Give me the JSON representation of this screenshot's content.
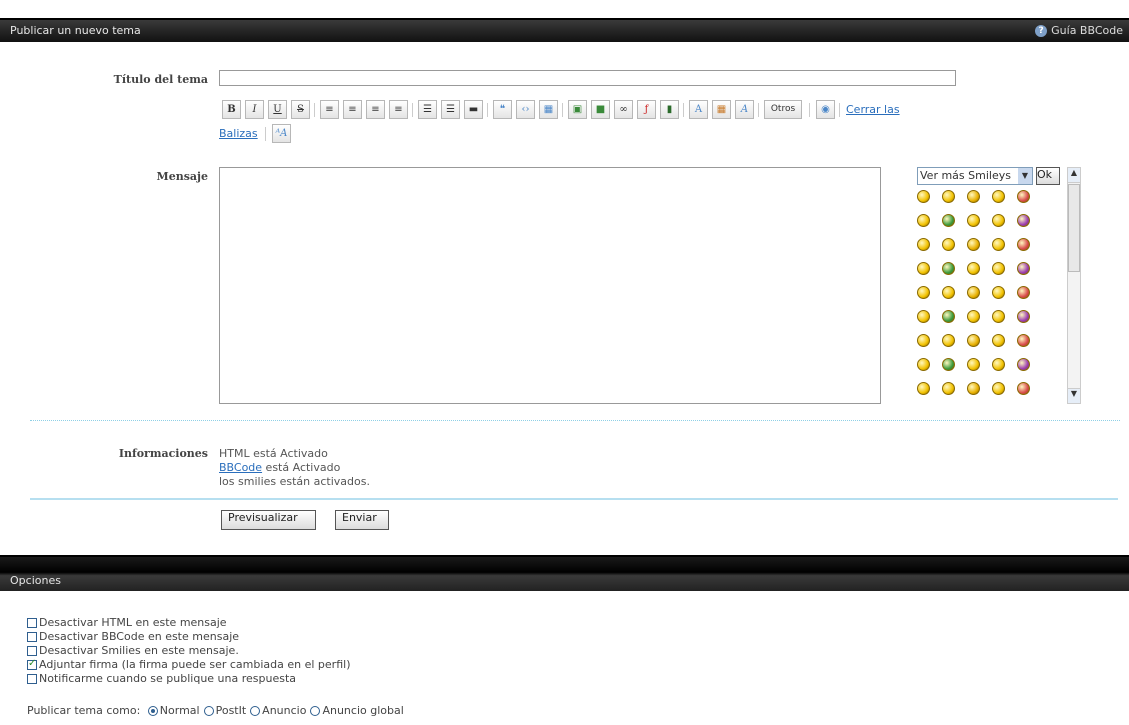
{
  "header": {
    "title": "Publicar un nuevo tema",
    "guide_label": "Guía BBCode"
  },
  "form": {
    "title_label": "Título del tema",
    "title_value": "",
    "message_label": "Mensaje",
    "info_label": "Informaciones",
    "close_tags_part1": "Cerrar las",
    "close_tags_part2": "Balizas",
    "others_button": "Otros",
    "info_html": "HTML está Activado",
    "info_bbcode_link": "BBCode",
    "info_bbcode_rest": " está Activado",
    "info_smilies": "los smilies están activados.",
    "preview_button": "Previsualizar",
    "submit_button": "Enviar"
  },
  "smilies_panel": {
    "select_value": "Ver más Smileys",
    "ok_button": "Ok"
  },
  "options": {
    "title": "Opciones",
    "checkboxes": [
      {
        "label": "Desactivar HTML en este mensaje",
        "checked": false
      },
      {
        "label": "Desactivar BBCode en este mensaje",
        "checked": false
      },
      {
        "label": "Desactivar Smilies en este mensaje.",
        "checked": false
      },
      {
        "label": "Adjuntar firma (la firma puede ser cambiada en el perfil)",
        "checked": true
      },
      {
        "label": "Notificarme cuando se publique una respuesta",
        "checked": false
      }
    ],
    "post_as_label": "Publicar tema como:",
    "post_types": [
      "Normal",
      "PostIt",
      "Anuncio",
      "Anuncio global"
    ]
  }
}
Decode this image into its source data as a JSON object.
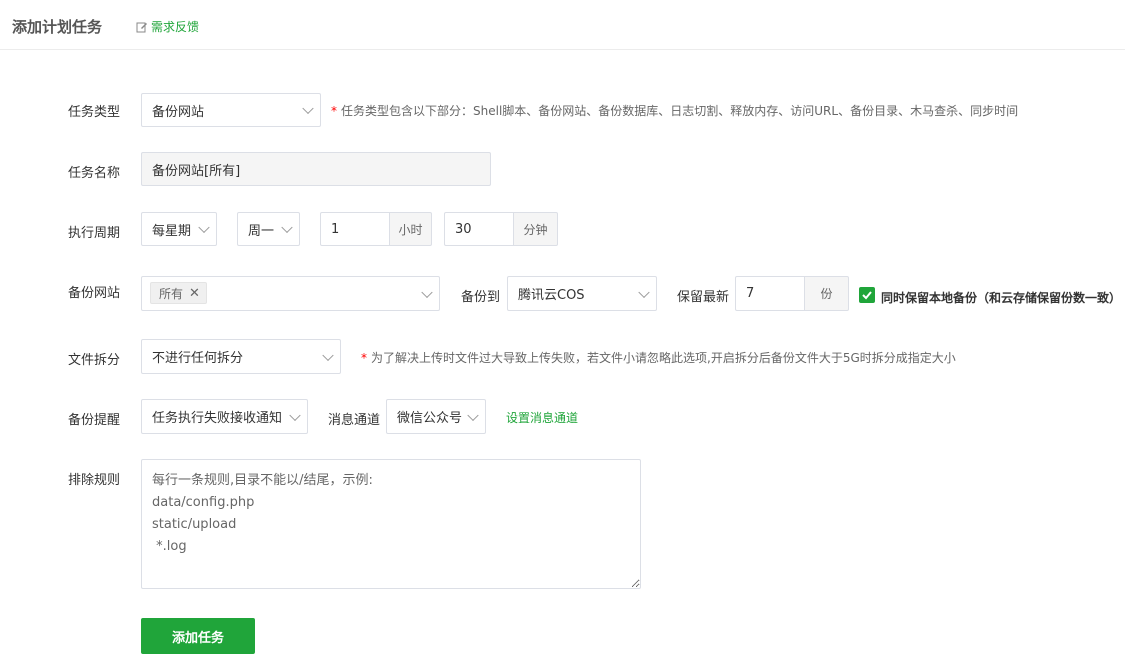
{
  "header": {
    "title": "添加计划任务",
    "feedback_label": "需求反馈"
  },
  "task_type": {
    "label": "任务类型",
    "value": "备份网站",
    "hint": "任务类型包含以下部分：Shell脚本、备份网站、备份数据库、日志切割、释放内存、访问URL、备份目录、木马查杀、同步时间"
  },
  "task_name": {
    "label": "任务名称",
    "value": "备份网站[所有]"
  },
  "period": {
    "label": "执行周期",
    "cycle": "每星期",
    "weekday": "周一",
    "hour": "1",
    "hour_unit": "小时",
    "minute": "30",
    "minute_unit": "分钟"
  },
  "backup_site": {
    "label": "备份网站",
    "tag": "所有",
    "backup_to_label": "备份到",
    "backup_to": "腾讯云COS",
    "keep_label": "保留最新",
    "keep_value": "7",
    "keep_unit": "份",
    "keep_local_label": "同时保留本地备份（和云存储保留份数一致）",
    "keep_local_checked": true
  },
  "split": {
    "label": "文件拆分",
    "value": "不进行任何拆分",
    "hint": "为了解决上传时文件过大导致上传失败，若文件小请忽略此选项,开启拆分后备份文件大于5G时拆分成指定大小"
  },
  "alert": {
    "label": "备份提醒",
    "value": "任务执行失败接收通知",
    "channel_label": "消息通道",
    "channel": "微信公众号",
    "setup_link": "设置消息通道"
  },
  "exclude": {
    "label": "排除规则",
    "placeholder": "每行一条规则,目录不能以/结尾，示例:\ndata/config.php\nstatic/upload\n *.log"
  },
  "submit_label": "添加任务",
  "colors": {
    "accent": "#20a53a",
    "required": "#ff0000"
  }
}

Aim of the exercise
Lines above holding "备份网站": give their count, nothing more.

Response to the exercise
4